Melissa Attebury, Clifton Massey,
Timothy Parsons, Pamela Terry, Alto
Brian Giebler, Stephen Sands, Scott Mello,
Timothy Hodges, Nick Karageorgiou,
David Vanderwal, Tommy Wazelle, Tenor
Paul An, Thomas McCargar, Steven Hrycelak,
Jonathan Woody, Bass
Hans Ulrich Obrist, Co-curator
Daniella Topol, Staging
Paul Coleman, Sound Designer
Jody Elff, Audio Design
Abigail Matey, Stage Manager
Eugene Gonchar, Projectionist
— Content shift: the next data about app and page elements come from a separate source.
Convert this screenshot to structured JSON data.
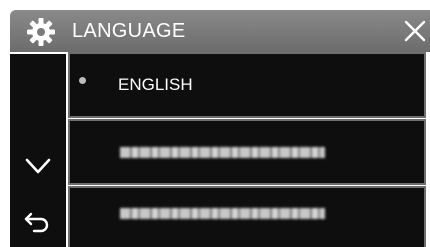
{
  "header": {
    "title": "LANGUAGE",
    "settings_icon": "gear-icon",
    "close_icon": "close-icon"
  },
  "navigation": {
    "down_icon": "chevron-down-icon",
    "back_icon": "back-arrow-icon"
  },
  "language_list": {
    "items": [
      {
        "label": "ENGLISH",
        "selected": true
      },
      {
        "label": "",
        "selected": false
      },
      {
        "label": "",
        "selected": false
      }
    ]
  },
  "colors": {
    "header_bg": "#7a7a7a",
    "row_bg": "#0e0e0e",
    "row_border": "#6e6e6e",
    "text": "#ffffff"
  }
}
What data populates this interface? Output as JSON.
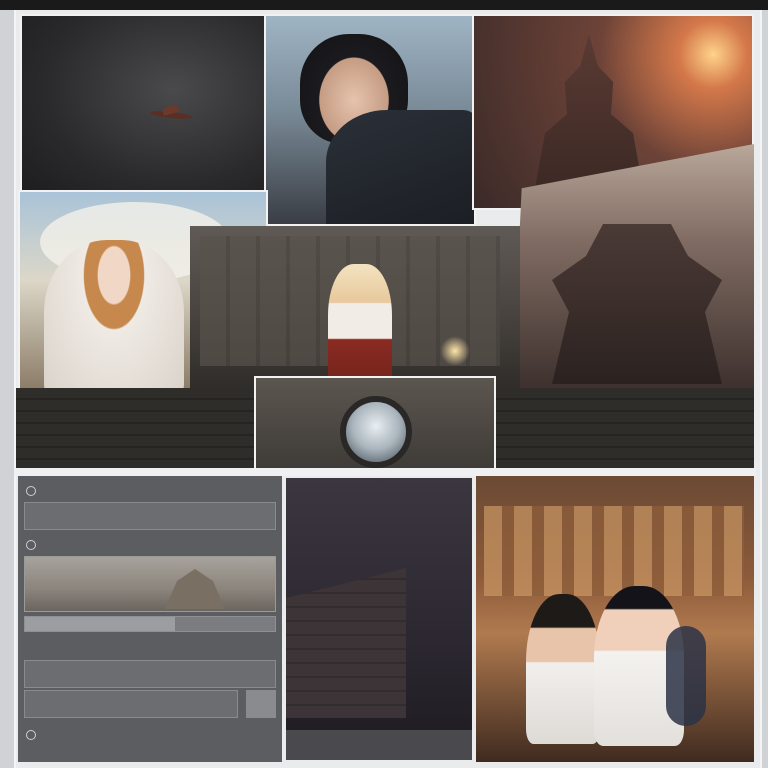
{
  "ui_panel": {
    "heading": "",
    "rows": [
      "",
      "",
      "",
      ""
    ],
    "sub_heading": "",
    "progress_fraction": 0.6,
    "button_label": "",
    "footer_lines": [
      "",
      ""
    ]
  },
  "corridor_caption": "",
  "colors": {
    "page_background": "#e9ebec",
    "panel_border": "#f2f2f2",
    "ui_panel_bg": "#5c5d60"
  },
  "icons": [
    "circle-icon",
    "circle-icon",
    "circle-icon"
  ]
}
Alyssa Macaluso, Sound Assistant
Marc Warren, Director of Production
Isaac Katzanek, Production Manager
Art Domantay, Senior Exhibitions Producer
Sarah Pier, Production Supervisor
Heather Reyes, Exhibitions Producer
Joe DiMartino, Technical Director
Stephanie Quaye, Associate Producer
Thank you to our partners
The creation of new work at The Shed is generously supported by the Lizzie and Jonathan Tisch Commissioning Fund and The Shed Commissioners.
Major support for live productions at The Shed is provided by the Charina Endowment Fund. Support for exhibitions is provided by the Robert Lehman Foundation.